Menu | Rating System | Guest Book | Archived Reviews:
A | B | C | D | E | F | G | H | I | J | K | L | M | N | O | P | Q | R | S | T | U | V | W | X | Y | Z

  Out on the Edge of Time  
Release Date:
Reviewed by:

Electroscope are an elusive band from Scotland, and tracking down thier releases is challenging. I have precious few, but my most recent is this little 7" from Boa Records out of The Czech Republic. (What is it with the Czech's and vinyl, anyway?)

Their music tends to be post-rock. That is, they break from the verse-chorus-verse song structure and use slightly different instrumentation. I have rather enjoyed the few songs that i have heard from them, and finding this 7" at Wax N Facts was a major coup for me. I eagerly took it home to listen to...

And was deeply disappointed. Apparently Electroscope are trying to be more psychedelic and less "modern". Based on the other work i have heard by them i would have compared them to Piano Magic. They seemed to do the same sort of flowing ambience. I really enjoyed everything. Up to this.

There are three songs here, let me examine each, and maybe you will see what i mean.

The first tune is the title track, Out on the Edge of Time. In it a strange drone (cello maybe -- i can't tell) combines with harpsichord, flute, and voice for an airy and wierd tune. This song sounds like an early psychedlic experiment from, say, 1967 or so. It is, well, strange. Not good, nor bad, just very very odd.

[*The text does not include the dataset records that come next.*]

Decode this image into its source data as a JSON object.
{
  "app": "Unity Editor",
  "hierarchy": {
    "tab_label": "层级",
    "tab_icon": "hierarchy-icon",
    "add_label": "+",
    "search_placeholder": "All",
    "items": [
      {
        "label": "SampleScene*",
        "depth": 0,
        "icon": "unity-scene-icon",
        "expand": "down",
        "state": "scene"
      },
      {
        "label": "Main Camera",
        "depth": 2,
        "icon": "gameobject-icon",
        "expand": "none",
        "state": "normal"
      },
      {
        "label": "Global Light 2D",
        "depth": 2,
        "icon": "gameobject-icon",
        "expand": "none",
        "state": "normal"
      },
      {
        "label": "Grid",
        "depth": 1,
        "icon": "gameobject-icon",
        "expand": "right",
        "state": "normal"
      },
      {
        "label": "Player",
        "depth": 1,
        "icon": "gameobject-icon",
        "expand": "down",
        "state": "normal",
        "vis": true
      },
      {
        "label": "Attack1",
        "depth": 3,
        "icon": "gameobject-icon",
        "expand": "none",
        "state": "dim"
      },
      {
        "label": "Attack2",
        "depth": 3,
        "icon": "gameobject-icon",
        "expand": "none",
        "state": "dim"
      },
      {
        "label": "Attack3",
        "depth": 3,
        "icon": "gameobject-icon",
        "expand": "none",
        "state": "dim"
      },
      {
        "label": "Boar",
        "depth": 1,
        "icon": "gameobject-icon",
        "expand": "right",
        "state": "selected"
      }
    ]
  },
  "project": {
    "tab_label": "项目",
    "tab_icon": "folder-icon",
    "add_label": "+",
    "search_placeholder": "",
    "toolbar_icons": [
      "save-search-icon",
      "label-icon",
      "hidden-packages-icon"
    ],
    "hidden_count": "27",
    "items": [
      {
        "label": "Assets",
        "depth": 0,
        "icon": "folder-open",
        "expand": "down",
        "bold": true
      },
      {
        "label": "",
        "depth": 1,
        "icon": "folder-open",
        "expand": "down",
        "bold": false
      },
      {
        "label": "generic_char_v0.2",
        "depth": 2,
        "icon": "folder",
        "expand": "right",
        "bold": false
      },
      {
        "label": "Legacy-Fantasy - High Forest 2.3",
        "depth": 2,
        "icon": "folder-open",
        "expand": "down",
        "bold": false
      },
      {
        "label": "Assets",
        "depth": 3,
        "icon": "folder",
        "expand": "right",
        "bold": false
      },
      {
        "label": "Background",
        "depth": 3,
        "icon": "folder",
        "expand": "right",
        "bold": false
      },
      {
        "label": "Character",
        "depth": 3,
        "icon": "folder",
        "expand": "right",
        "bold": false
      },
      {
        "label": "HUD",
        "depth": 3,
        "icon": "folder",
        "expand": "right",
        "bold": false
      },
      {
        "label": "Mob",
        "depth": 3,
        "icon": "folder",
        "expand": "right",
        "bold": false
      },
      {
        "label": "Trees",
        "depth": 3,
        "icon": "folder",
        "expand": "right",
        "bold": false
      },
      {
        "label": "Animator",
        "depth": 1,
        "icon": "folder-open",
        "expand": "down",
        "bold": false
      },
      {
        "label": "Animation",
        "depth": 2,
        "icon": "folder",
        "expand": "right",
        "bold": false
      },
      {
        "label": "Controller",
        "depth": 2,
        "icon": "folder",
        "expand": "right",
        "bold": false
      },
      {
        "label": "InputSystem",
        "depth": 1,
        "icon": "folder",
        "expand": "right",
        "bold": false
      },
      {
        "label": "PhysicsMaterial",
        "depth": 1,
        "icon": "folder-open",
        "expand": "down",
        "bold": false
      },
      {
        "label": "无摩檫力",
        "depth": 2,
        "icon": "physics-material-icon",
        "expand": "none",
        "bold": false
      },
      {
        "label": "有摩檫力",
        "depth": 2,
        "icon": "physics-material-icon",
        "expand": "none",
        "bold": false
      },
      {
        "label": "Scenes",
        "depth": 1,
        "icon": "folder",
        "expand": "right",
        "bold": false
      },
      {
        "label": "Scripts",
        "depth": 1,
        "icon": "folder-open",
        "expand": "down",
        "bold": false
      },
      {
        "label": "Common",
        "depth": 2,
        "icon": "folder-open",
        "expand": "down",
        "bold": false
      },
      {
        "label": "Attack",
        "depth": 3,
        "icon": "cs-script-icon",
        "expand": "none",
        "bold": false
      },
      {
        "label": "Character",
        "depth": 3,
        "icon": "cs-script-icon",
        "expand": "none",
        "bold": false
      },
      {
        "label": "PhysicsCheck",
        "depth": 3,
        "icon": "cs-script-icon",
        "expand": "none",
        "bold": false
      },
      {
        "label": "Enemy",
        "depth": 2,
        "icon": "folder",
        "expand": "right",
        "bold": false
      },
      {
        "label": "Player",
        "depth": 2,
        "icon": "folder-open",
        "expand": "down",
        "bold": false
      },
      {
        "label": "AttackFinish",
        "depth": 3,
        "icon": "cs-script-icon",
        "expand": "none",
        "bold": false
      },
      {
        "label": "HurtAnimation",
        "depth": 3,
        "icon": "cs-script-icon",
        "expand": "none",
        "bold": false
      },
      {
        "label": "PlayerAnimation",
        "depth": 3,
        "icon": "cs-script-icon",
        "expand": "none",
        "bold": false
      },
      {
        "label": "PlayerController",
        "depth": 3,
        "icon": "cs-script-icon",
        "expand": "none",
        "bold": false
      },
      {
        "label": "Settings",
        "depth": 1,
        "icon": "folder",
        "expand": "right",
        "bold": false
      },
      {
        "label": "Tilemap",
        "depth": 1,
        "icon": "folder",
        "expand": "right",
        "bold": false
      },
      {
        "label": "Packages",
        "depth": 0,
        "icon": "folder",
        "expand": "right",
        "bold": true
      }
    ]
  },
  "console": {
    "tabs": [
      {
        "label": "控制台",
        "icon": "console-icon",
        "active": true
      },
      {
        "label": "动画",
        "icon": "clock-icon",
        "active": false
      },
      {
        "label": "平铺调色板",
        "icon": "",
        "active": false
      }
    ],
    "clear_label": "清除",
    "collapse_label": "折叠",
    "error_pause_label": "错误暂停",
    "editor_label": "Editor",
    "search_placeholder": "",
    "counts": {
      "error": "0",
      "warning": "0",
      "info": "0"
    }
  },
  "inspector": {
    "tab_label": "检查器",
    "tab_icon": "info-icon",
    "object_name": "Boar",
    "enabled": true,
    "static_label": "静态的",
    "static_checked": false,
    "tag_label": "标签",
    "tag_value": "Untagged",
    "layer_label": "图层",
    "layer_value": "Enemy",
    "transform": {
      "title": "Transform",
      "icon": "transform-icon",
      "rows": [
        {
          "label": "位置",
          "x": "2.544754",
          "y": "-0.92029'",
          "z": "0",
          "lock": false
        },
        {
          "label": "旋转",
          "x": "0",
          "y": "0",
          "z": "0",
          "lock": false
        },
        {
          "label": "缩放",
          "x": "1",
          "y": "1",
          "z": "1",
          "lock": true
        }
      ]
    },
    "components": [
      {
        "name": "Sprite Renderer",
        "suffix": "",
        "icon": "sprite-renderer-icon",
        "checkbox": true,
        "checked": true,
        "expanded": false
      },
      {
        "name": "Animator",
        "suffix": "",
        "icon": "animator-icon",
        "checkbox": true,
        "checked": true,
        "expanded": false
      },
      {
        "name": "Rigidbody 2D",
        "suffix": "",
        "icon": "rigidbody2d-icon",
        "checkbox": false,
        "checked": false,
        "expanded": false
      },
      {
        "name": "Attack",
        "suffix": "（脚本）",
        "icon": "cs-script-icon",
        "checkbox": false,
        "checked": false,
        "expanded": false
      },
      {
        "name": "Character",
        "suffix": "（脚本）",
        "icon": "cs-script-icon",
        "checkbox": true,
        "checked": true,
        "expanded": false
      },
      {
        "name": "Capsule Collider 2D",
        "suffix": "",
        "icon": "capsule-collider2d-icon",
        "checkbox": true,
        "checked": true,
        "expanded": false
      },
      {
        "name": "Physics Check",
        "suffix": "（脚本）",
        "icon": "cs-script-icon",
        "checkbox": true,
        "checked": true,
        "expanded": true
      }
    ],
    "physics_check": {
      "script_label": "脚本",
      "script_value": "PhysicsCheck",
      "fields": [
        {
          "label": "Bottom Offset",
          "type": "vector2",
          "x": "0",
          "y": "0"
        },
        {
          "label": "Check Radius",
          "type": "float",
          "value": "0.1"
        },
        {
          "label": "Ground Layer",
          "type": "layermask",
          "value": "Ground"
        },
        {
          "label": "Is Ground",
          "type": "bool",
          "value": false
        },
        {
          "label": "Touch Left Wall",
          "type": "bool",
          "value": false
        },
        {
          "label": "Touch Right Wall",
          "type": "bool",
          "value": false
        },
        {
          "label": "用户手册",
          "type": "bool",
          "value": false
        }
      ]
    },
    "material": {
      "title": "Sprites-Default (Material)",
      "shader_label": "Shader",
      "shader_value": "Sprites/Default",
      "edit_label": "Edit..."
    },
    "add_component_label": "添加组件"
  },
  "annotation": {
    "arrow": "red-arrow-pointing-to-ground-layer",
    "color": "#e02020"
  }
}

Side A concludes with Icicle Bells, in which cello, xylophone, and strangely plucked guitar combine in a way that really invokes winter. This is a short interlude, the whole piece being only a minute or two long. However, it is charming, and definitely the best piece on here.

The b-side contains one longer piece, Glycerine Gold. This really sounds like something Roger Waters would have done. Really -- it has a certain Pink Floyd-ishness to it that i find quite enjoyable. The guitar is a little more focused than it was on Icicle Bells, but the flute is till here. The male voice, though, is was really reminds me of Waters. The vocalist whispers fastly and somewhat breathily, just like Roger on the Final Cut. Overall though, there is too much flute, and the guitar never moves at a pace above "plodding". Again, the Waters comparison springs to mind, although to the over-intellectualized stuff he did on some of his later solo albums. Despite their best intentions, this song is quite dull.

So this is not the best work that i have heard from Electroscope. It is interesting, and i suppose that fans of early psychedlia might quite enjoy it.

I wonder though, is this an early release or is it indicative of the direction they are moving in now? I have no way of knowing, becuase (as seems to often be the case with vinyl these days) no one bothered to stamp a friggin date on the damned thing, so i can't find out when it was released.

Overall, i recommend the work of Electroscope, just avoid this one unless you really like old psychedelia.

Related Links:

None available.


Return to the top of this page. | Return to the Album Review menu.